Dataset records Start Marker

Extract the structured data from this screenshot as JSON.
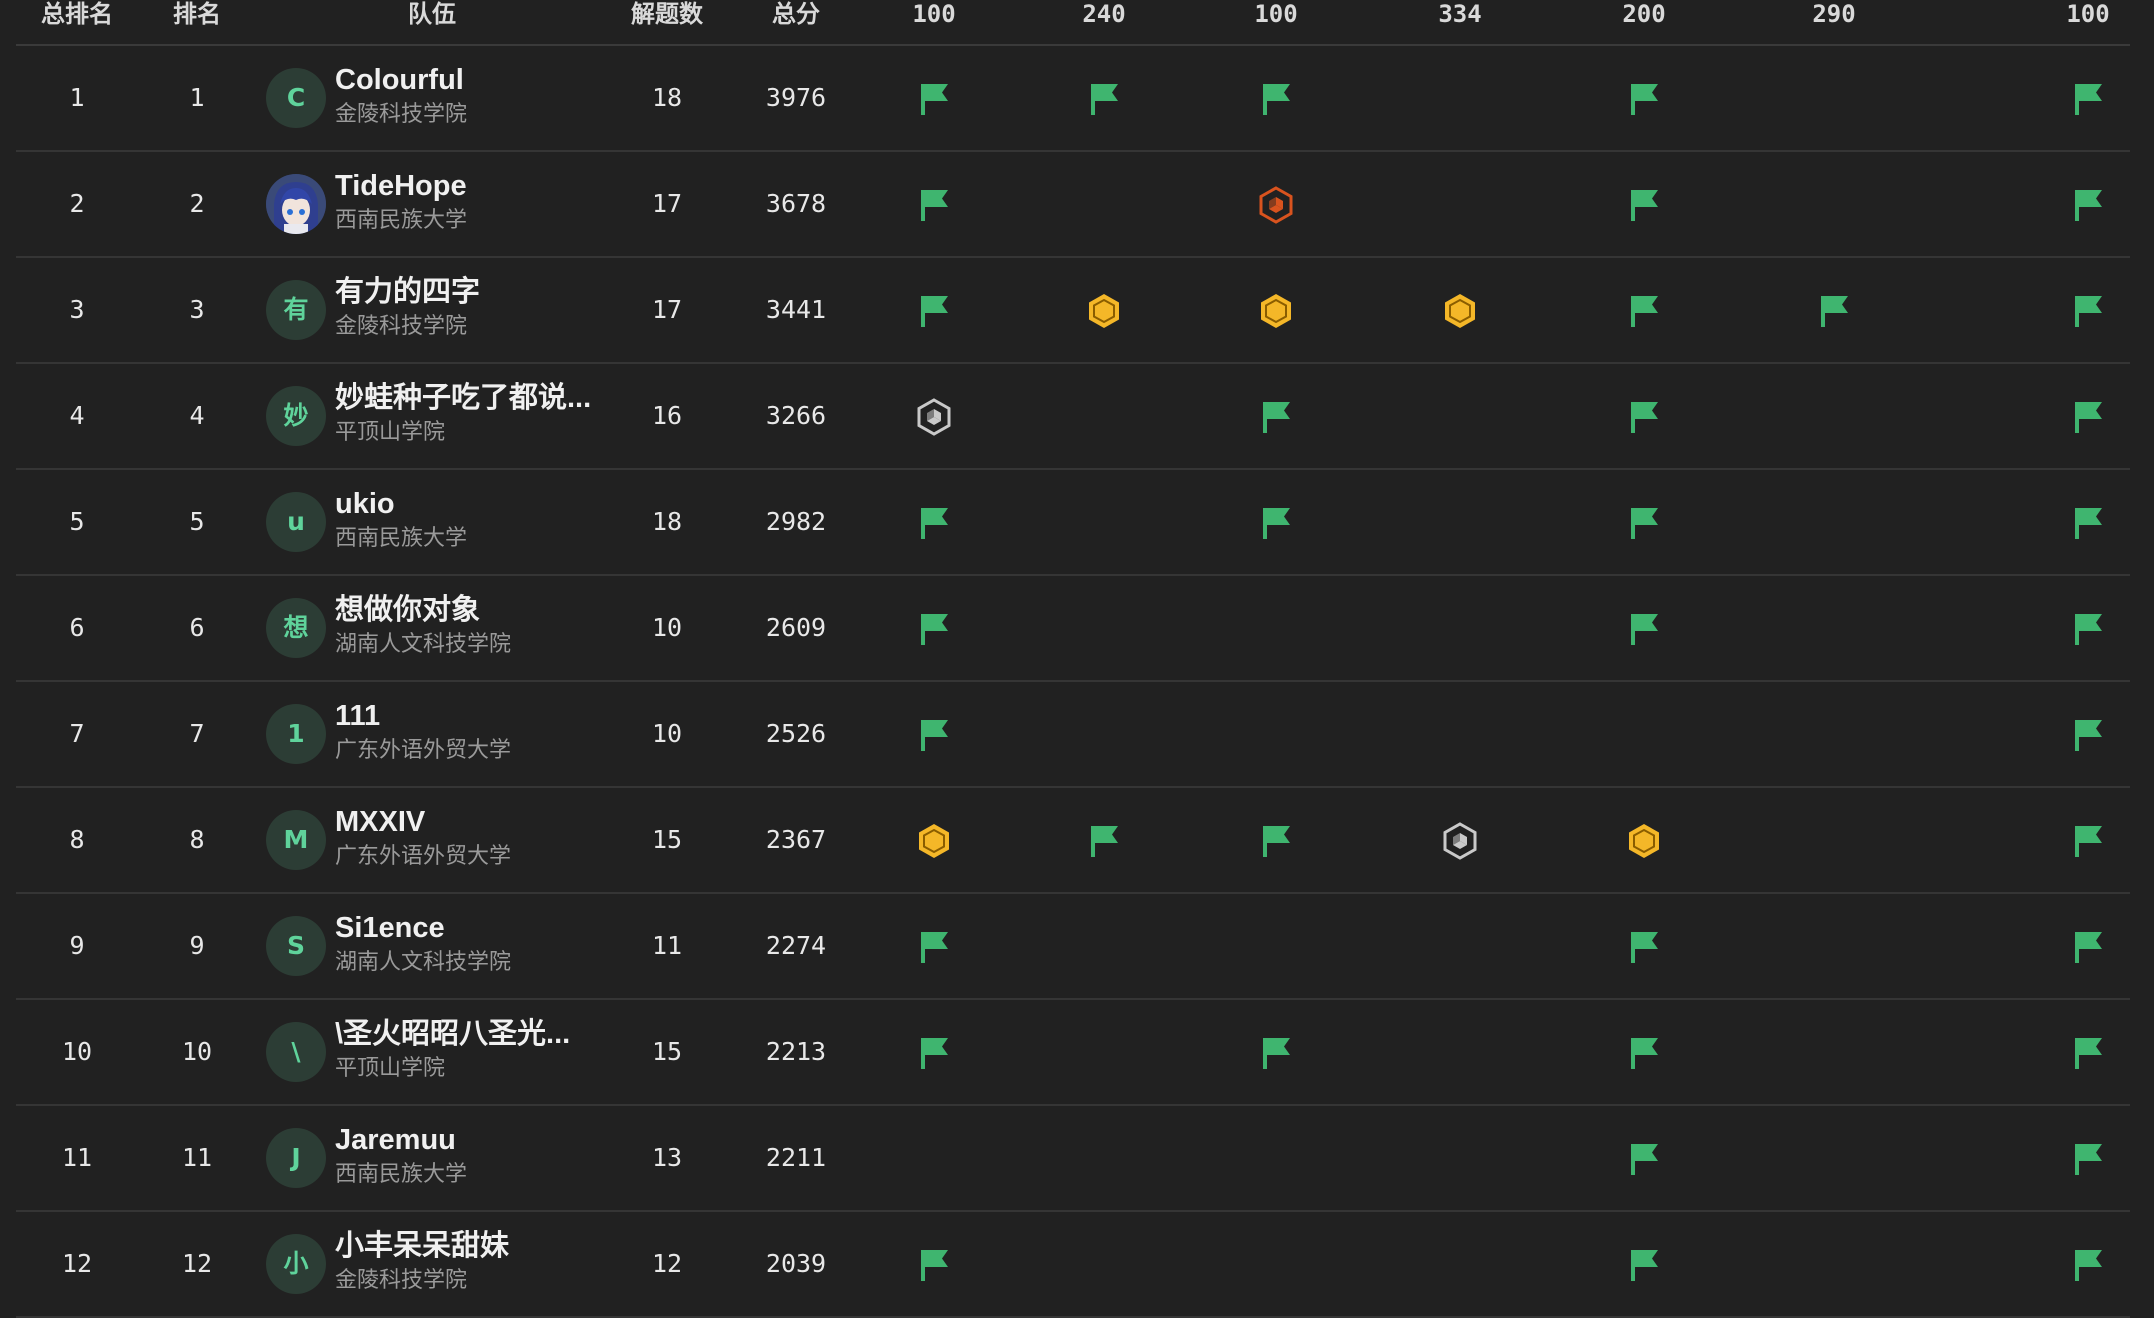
{
  "colors": {
    "background": "#212121",
    "flag": "#3fb56f",
    "gold": "#f4b728",
    "silver": "#c9c9c9",
    "bronze": "#d9531e",
    "avatar_bg": "#2c3d35",
    "avatar_fg": "#5fd39b"
  },
  "header": {
    "overall_rank": "总排名",
    "rank": "排名",
    "team": "队伍",
    "solved": "解题数",
    "score": "总分",
    "problems": [
      "100",
      "240",
      "100",
      "334",
      "200",
      "290",
      "100"
    ]
  },
  "rows": [
    {
      "overall": "1",
      "rank": "1",
      "avatar": "C",
      "avatar_image": false,
      "name": "Colourful",
      "school": "金陵科技学院",
      "solved": "18",
      "score": "3976",
      "marks": [
        "flag",
        "flag",
        "flag",
        "",
        "flag",
        "",
        "flag"
      ]
    },
    {
      "overall": "2",
      "rank": "2",
      "avatar": "",
      "avatar_image": true,
      "name": "TideHope",
      "school": "西南民族大学",
      "solved": "17",
      "score": "3678",
      "marks": [
        "flag",
        "",
        "bronze",
        "",
        "flag",
        "",
        "flag"
      ]
    },
    {
      "overall": "3",
      "rank": "3",
      "avatar": "有",
      "avatar_image": false,
      "name": "有力的四字",
      "school": "金陵科技学院",
      "solved": "17",
      "score": "3441",
      "marks": [
        "flag",
        "gold",
        "gold",
        "gold",
        "flag",
        "flag",
        "flag"
      ]
    },
    {
      "overall": "4",
      "rank": "4",
      "avatar": "妙",
      "avatar_image": false,
      "name": "妙蛙种子吃了都说...",
      "school": "平顶山学院",
      "solved": "16",
      "score": "3266",
      "marks": [
        "silver",
        "",
        "flag",
        "",
        "flag",
        "",
        "flag"
      ]
    },
    {
      "overall": "5",
      "rank": "5",
      "avatar": "u",
      "avatar_image": false,
      "name": "ukio",
      "school": "西南民族大学",
      "solved": "18",
      "score": "2982",
      "marks": [
        "flag",
        "",
        "flag",
        "",
        "flag",
        "",
        "flag"
      ]
    },
    {
      "overall": "6",
      "rank": "6",
      "avatar": "想",
      "avatar_image": false,
      "name": "想做你对象",
      "school": "湖南人文科技学院",
      "solved": "10",
      "score": "2609",
      "marks": [
        "flag",
        "",
        "",
        "",
        "flag",
        "",
        "flag"
      ]
    },
    {
      "overall": "7",
      "rank": "7",
      "avatar": "1",
      "avatar_image": false,
      "name": "111",
      "school": "广东外语外贸大学",
      "solved": "10",
      "score": "2526",
      "marks": [
        "flag",
        "",
        "",
        "",
        "",
        "",
        "flag"
      ]
    },
    {
      "overall": "8",
      "rank": "8",
      "avatar": "M",
      "avatar_image": false,
      "name": "MXXIV",
      "school": "广东外语外贸大学",
      "solved": "15",
      "score": "2367",
      "marks": [
        "gold",
        "flag",
        "flag",
        "silver",
        "gold",
        "",
        "flag"
      ]
    },
    {
      "overall": "9",
      "rank": "9",
      "avatar": "S",
      "avatar_image": false,
      "name": "Si1ence",
      "school": "湖南人文科技学院",
      "solved": "11",
      "score": "2274",
      "marks": [
        "flag",
        "",
        "",
        "",
        "flag",
        "",
        "flag"
      ]
    },
    {
      "overall": "10",
      "rank": "10",
      "avatar": "\\",
      "avatar_image": false,
      "name": "\\圣火昭昭八圣光...",
      "school": "平顶山学院",
      "solved": "15",
      "score": "2213",
      "marks": [
        "flag",
        "",
        "flag",
        "",
        "flag",
        "",
        "flag"
      ]
    },
    {
      "overall": "11",
      "rank": "11",
      "avatar": "J",
      "avatar_image": false,
      "name": "Jaremuu",
      "school": "西南民族大学",
      "solved": "13",
      "score": "2211",
      "marks": [
        "",
        "",
        "",
        "",
        "flag",
        "",
        "flag"
      ]
    },
    {
      "overall": "12",
      "rank": "12",
      "avatar": "小",
      "avatar_image": false,
      "name": "小丰呆呆甜妹",
      "school": "金陵科技学院",
      "solved": "12",
      "score": "2039",
      "marks": [
        "flag",
        "",
        "",
        "",
        "flag",
        "",
        "flag"
      ]
    }
  ]
}
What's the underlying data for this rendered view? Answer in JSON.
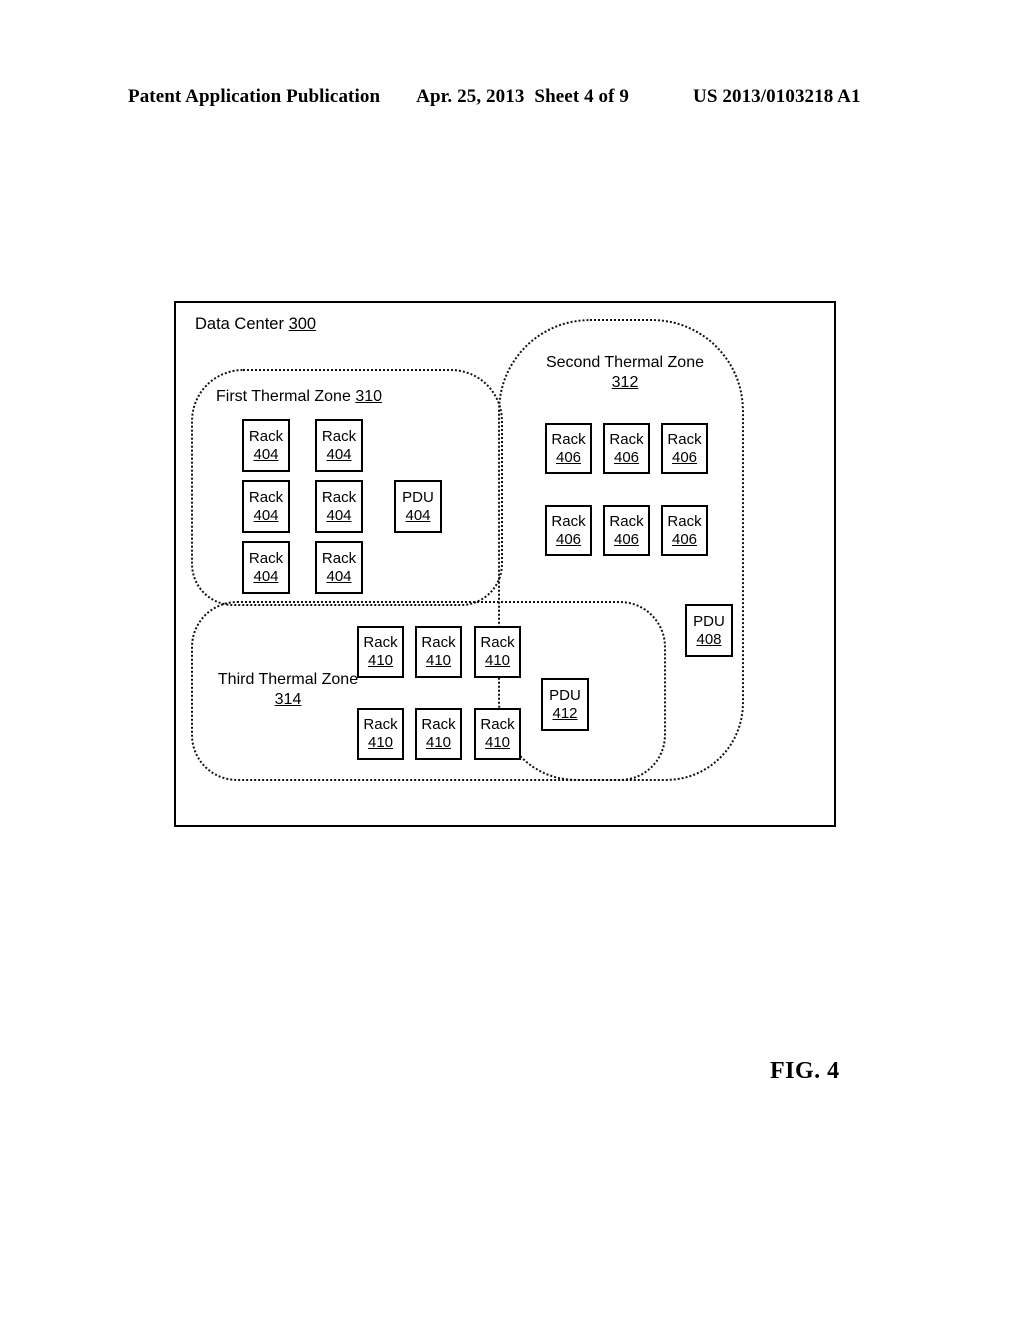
{
  "header": {
    "publication": "Patent Application Publication",
    "date": "Apr. 25, 2013",
    "sheet": "Sheet 4 of 9",
    "number": "US 2013/0103218 A1"
  },
  "figure": {
    "caption": "FIG. 4"
  },
  "diagram": {
    "container": {
      "label": "Data Center",
      "ref": "300"
    },
    "zones": [
      {
        "id": "zone1",
        "label": "First Thermal Zone",
        "ref": "310",
        "label_lines": [
          "First Thermal Zone 310"
        ]
      },
      {
        "id": "zone2",
        "label": "Second Thermal Zone",
        "ref": "312",
        "label_lines": [
          "Second Thermal Zone",
          "312"
        ]
      },
      {
        "id": "zone3",
        "label": "Third Thermal Zone",
        "ref": "314",
        "label_lines": [
          "Third Thermal Zone",
          "314"
        ]
      }
    ],
    "units": {
      "zone1_racks": [
        {
          "name": "Rack",
          "ref": "404"
        },
        {
          "name": "Rack",
          "ref": "404"
        },
        {
          "name": "Rack",
          "ref": "404"
        },
        {
          "name": "Rack",
          "ref": "404"
        },
        {
          "name": "Rack",
          "ref": "404"
        },
        {
          "name": "Rack",
          "ref": "404"
        }
      ],
      "zone1_pdu": {
        "name": "PDU",
        "ref": "404"
      },
      "zone2_racks": [
        {
          "name": "Rack",
          "ref": "406"
        },
        {
          "name": "Rack",
          "ref": "406"
        },
        {
          "name": "Rack",
          "ref": "406"
        },
        {
          "name": "Rack",
          "ref": "406"
        },
        {
          "name": "Rack",
          "ref": "406"
        },
        {
          "name": "Rack",
          "ref": "406"
        }
      ],
      "zone2_pdu": {
        "name": "PDU",
        "ref": "408"
      },
      "zone3_racks": [
        {
          "name": "Rack",
          "ref": "410"
        },
        {
          "name": "Rack",
          "ref": "410"
        },
        {
          "name": "Rack",
          "ref": "410"
        },
        {
          "name": "Rack",
          "ref": "410"
        },
        {
          "name": "Rack",
          "ref": "410"
        },
        {
          "name": "Rack",
          "ref": "410"
        }
      ],
      "zone3_pdu": {
        "name": "PDU",
        "ref": "412"
      }
    }
  }
}
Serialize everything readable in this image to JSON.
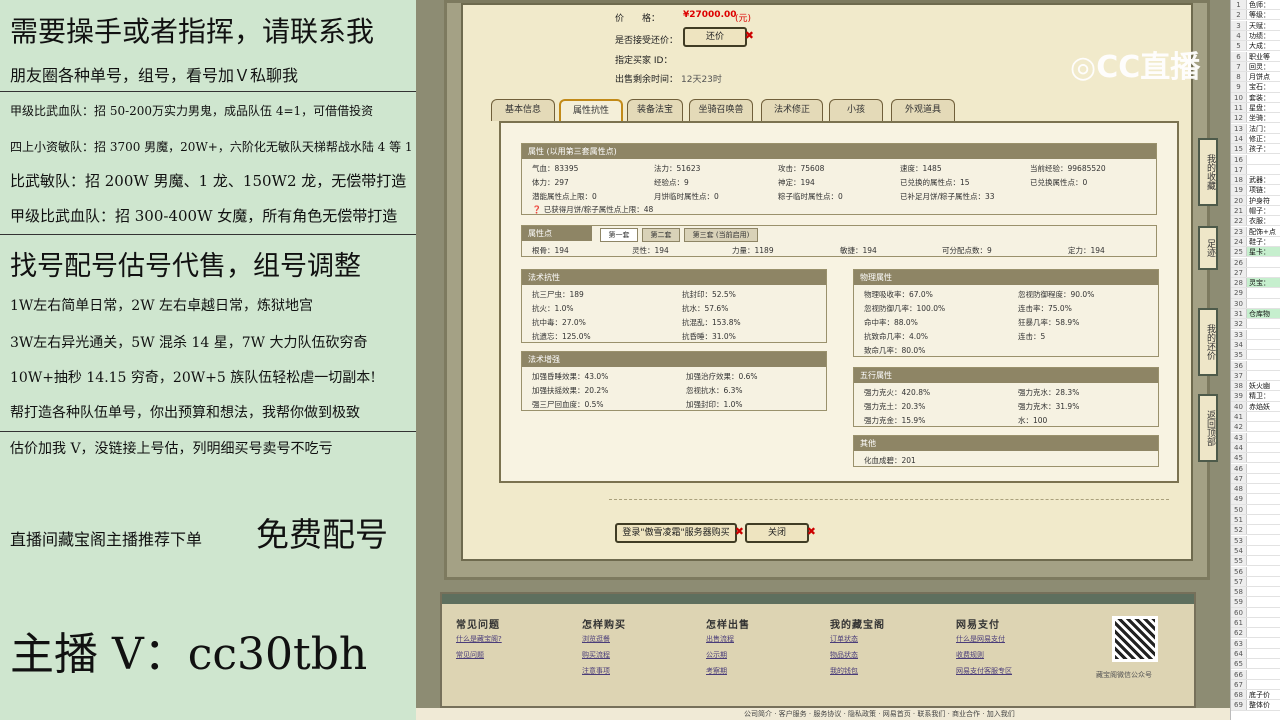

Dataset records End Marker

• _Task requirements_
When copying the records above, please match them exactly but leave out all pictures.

• _Result of this exercise_
Extract the structured data from this screenshot as JSON.
{
  "colors": {
    "background": "#212121",
    "flag": "#3fb56f",
    "gold": "#f4b728",
    "silver": "#c9c9c9",
    "bronze": "#d9531e",
    "avatar_bg": "#2c3d35",
    "avatar_fg": "#5fd39b"
  },
  "header": {
    "overall_rank": "总排名",
    "rank": "排名",
    "team": "队伍",
    "solved": "解题数",
    "score": "总分",
    "problems": [
      "100",
      "240",
      "100",
      "334",
      "200",
      "290",
      "100"
    ]
  },
  "rows": [
    {
      "overall": "1",
      "rank": "1",
      "avatar": "C",
      "avatar_image": false,
      "name": "Colourful",
      "school": "金陵科技学院",
      "solved": "18",
      "score": "3976",
      "marks": [
        "flag",
        "flag",
        "flag",
        "",
        "flag",
        "",
        "flag"
      ]
    },
    {
      "overall": "2",
      "rank": "2",
      "avatar": "",
      "avatar_image": true,
      "name": "TideHope",
      "school": "西南民族大学",
      "solved": "17",
      "score": "3678",
      "marks": [
        "flag",
        "",
        "bronze",
        "",
        "flag",
        "",
        "flag"
      ]
    },
    {
      "overall": "3",
      "rank": "3",
      "avatar": "有",
      "avatar_image": false,
      "name": "有力的四字",
      "school": "金陵科技学院",
      "solved": "17",
      "score": "3441",
      "marks": [
        "flag",
        "gold",
        "gold",
        "gold",
        "flag",
        "flag",
        "flag"
      ]
    },
    {
      "overall": "4",
      "rank": "4",
      "avatar": "妙",
      "avatar_image": false,
      "name": "妙蛙种子吃了都说...",
      "school": "平顶山学院",
      "solved": "16",
      "score": "3266",
      "marks": [
        "silver",
        "",
        "flag",
        "",
        "flag",
        "",
        "flag"
      ]
    },
    {
      "overall": "5",
      "rank": "5",
      "avatar": "u",
      "avatar_image": false,
      "name": "ukio",
      "school": "西南民族大学",
      "solved": "18",
      "score": "2982",
      "marks": [
        "flag",
        "",
        "flag",
        "",
        "flag",
        "",
        "flag"
      ]
    },
    {
      "overall": "6",
      "rank": "6",
      "avatar": "想",
      "avatar_image": false,
      "name": "想做你对象",
      "school": "湖南人文科技学院",
      "solved": "10",
      "score": "2609",
      "marks": [
        "flag",
        "",
        "",
        "",
        "flag",
        "",
        "flag"
      ]
    },
    {
      "overall": "7",
      "rank": "7",
      "avatar": "1",
      "avatar_image": false,
      "name": "111",
      "school": "广东外语外贸大学",
      "solved": "10",
      "score": "2526",
      "marks": [
        "flag",
        "",
        "",
        "",
        "",
        "",
        "flag"
      ]
    },
    {
      "overall": "8",
      "rank": "8",
      "avatar": "M",
      "avatar_image": false,
      "name": "MXXIV",
      "school": "广东外语外贸大学",
      "solved": "15",
      "score": "2367",
      "marks": [
        "gold",
        "flag",
        "flag",
        "silver",
        "gold",
        "",
        "flag"
      ]
    },
    {
      "overall": "9",
      "rank": "9",
      "avatar": "S",
      "avatar_image": false,
      "name": "Si1ence",
      "school": "湖南人文科技学院",
      "solved": "11",
      "score": "2274",
      "marks": [
        "flag",
        "",
        "",
        "",
        "flag",
        "",
        "flag"
      ]
    },
    {
      "overall": "10",
      "rank": "10",
      "avatar": "\\",
      "avatar_image": false,
      "name": "\\圣火昭昭八圣光...",
      "school": "平顶山学院",
      "solved": "15",
      "score": "2213",
      "marks": [
        "flag",
        "",
        "flag",
        "",
        "flag",
        "",
        "flag"
      ]
    },
    {
      "overall": "11",
      "rank": "11",
      "avatar": "J",
      "avatar_image": false,
      "name": "Jaremuu",
      "school": "西南民族大学",
      "solved": "13",
      "score": "2211",
      "marks": [
        "",
        "",
        "",
        "",
        "flag",
        "",
        "flag"
      ]
    },
    {
      "overall": "12",
      "rank": "12",
      "avatar": "小",
      "avatar_image": false,
      "name": "小丰呆呆甜妹",
      "school": "金陵科技学院",
      "solved": "12",
      "score": "2039",
      "marks": [
        "flag",
        "",
        "",
        "",
        "flag",
        "",
        "flag"
      ]
    }
  ]
}
What's the underlying data for this rendered view? Answer in JSON.
{
  "header": {
    "publication": "Patent Application Publication",
    "date": "Apr. 25, 2013",
    "sheet": "Sheet 4 of 9",
    "number": "US 2013/0103218 A1"
  },
  "figure": {
    "caption": "FIG. 4"
  },
  "diagram": {
    "container": {
      "label": "Data Center",
      "ref": "300"
    },
    "zones": [
      {
        "id": "zone1",
        "label": "First Thermal Zone",
        "ref": "310",
        "label_lines": [
          "First Thermal Zone 310"
        ]
      },
      {
        "id": "zone2",
        "label": "Second Thermal Zone",
        "ref": "312",
        "label_lines": [
          "Second Thermal Zone",
          "312"
        ]
      },
      {
        "id": "zone3",
        "label": "Third Thermal Zone",
        "ref": "314",
        "label_lines": [
          "Third Thermal Zone",
          "314"
        ]
      }
    ],
    "units": {
      "zone1_racks": [
        {
          "name": "Rack",
          "ref": "404"
        },
        {
          "name": "Rack",
          "ref": "404"
        },
        {
          "name": "Rack",
          "ref": "404"
        },
        {
          "name": "Rack",
          "ref": "404"
        },
        {
          "name": "Rack",
          "ref": "404"
        },
        {
          "name": "Rack",
          "ref": "404"
        }
      ],
      "zone1_pdu": {
        "name": "PDU",
        "ref": "404"
      },
      "zone2_racks": [
        {
          "name": "Rack",
          "ref": "406"
        },
        {
          "name": "Rack",
          "ref": "406"
        },
        {
          "name": "Rack",
          "ref": "406"
        },
        {
          "name": "Rack",
          "ref": "406"
        },
        {
          "name": "Rack",
          "ref": "406"
        },
        {
          "name": "Rack",
          "ref": "406"
        }
      ],
      "zone2_pdu": {
        "name": "PDU",
        "ref": "408"
      },
      "zone3_racks": [
        {
          "name": "Rack",
          "ref": "410"
        },
        {
          "name": "Rack",
          "ref": "410"
        },
        {
          "name": "Rack",
          "ref": "410"
        },
        {
          "name": "Rack",
          "ref": "410"
        },
        {
          "name": "Rack",
          "ref": "410"
        },
        {
          "name": "Rack",
          "ref": "410"
        }
      ],
      "zone3_pdu": {
        "name": "PDU",
        "ref": "412"
      }
    }
  }
}
Serialize everything readable in this image to JSON.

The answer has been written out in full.